Spotting a Distressed Employee
All people react to stressors differently, so it’s difficult to provide any hard-and-fast rules or signs that an employee or coworker may be experiencing an overwhelming amount of stress. Trust your gut. You know your employees, especially if you’ve worked with them for a long time. If your instincts tell you that something is wrong, it is certainly worth reaching out.
One tell-tale sign is a change in either attitude or performance. If an employee seems like they’re not themselves, you should start an open, honest and empathetic conversation with them. Simply asking things like “I noticed you don’t seem like yourself and it made me worried,” or “Is there anything I can support you with?” go a long way.
You do not have to be their counselor or fix all their problems. Your role is to guide them to the appropriate professional resources and to listen. Additionally, there are many things you can do to help your employees and coworkers on a broad scale instead of an individual basis proactively.
Supporting a Culture of Well-Being
Incorporating organization-wide initiatives that empower your employees to address their individual mental well-being can be incredibly beneficial.
First and foremost, proactively promote resources and benefits that support mental well–being at work. You do not want your employees who are struggling to have to search the intranet or ask Human Resources for help. You want them to already know what is offered.
Make sure that you actively promote mental health services and treatment services that your organization covers. Work with your HR department to do this and put together messaging that you can send to your employees reminding them of the resources they have. It could be treatment centers covered by your insurance plans, in–network behavioral health providers, your employee assistance program, childcare resources, legal support, etc.
You can also utilize national or local community resources if your organization has limited offerings. Well known organizations like the National Suicide Prevention Hotline, National Alliance on Mental Illness, and Substance Abuse and Mental Health Services all have hotlines and resources on their websites that you can promote to employees.
Encourage managers to have earnest conversations with their direct reports about their personal experiences. Ask managers to be more empathetic and flexible, as they are able. One technique that can be helpful is to have leaders start every meeting with a well-being check–in. By sharing their own vulnerabilities first, the team members might feel more encouraged to share what they are struggling with. For example, “My cat interrupted an important zoom call today,” or, “I am struggling with my fifth grader’s school assignments. Did anyone else have a hiccup today?”

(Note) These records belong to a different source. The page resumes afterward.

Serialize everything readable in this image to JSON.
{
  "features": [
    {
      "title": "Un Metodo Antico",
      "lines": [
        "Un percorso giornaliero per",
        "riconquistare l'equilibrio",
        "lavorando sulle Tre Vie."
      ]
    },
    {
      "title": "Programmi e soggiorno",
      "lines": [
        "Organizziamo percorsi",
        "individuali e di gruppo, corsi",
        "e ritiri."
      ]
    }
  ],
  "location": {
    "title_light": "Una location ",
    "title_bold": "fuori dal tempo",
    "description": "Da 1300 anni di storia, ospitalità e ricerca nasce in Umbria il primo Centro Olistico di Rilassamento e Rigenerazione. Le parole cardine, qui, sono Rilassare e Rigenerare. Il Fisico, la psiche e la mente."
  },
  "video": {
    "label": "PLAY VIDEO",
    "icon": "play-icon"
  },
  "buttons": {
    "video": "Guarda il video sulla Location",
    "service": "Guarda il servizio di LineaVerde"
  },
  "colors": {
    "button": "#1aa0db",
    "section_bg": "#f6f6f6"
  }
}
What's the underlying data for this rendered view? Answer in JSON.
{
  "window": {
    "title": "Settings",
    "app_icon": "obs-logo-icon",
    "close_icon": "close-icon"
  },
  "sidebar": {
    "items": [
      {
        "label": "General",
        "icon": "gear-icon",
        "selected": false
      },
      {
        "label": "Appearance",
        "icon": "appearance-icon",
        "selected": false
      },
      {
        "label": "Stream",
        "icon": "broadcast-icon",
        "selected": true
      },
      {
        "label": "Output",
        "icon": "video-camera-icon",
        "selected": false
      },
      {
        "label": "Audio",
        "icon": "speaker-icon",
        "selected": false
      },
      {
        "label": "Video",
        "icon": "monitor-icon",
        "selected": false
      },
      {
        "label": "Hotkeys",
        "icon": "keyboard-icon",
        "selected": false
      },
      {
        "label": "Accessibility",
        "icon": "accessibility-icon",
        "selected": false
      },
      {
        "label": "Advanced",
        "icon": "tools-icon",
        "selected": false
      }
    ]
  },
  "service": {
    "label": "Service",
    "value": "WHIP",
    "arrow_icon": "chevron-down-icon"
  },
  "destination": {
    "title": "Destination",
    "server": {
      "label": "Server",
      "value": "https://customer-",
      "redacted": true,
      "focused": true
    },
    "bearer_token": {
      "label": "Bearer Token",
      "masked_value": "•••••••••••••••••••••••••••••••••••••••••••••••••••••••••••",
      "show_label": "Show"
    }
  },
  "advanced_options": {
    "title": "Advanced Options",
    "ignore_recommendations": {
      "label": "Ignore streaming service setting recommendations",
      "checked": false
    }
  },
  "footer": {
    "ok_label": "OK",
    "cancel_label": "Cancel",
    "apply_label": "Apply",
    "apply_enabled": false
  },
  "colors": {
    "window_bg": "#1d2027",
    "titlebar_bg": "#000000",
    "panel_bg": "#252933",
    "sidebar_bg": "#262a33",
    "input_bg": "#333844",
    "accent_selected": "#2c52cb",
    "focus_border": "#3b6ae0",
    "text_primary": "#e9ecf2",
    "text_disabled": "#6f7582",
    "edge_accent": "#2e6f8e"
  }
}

Leading by example is a great first step. When people do not know how to react or behave, they look to leaders. You should try to role model and practice good self-care. If you do not take breaks or set boundaries, your employees will feel pressure to do that as well. If you’re open and honest about your own mental health journey, you create an environment where it’s safe for others you work with to do the same. Accept mental health days as sick days and take some yourself.
Think about a time where you had a stressful time in your life and what helped you then. See if you can reintroduce what helped before to your day if you are not already. Things like exercising, journaling, deep breathing, meditation can be helpful.
You won’t be able to solve all your employee’s problems, especially not here in the U.S. epicenter of the pandemic. The most important thing is to keep your empathy intact and keep well–being top of mind. If we do that, we can make it through this challenge together and maybe even be better prepared for future hurdles.
This article was written in collaboration with Kurt Jeskulski, Senior Managing Director at Page Group. For more information about the services offered by Page Group, contact Kurt Jeskulski at email@example.com.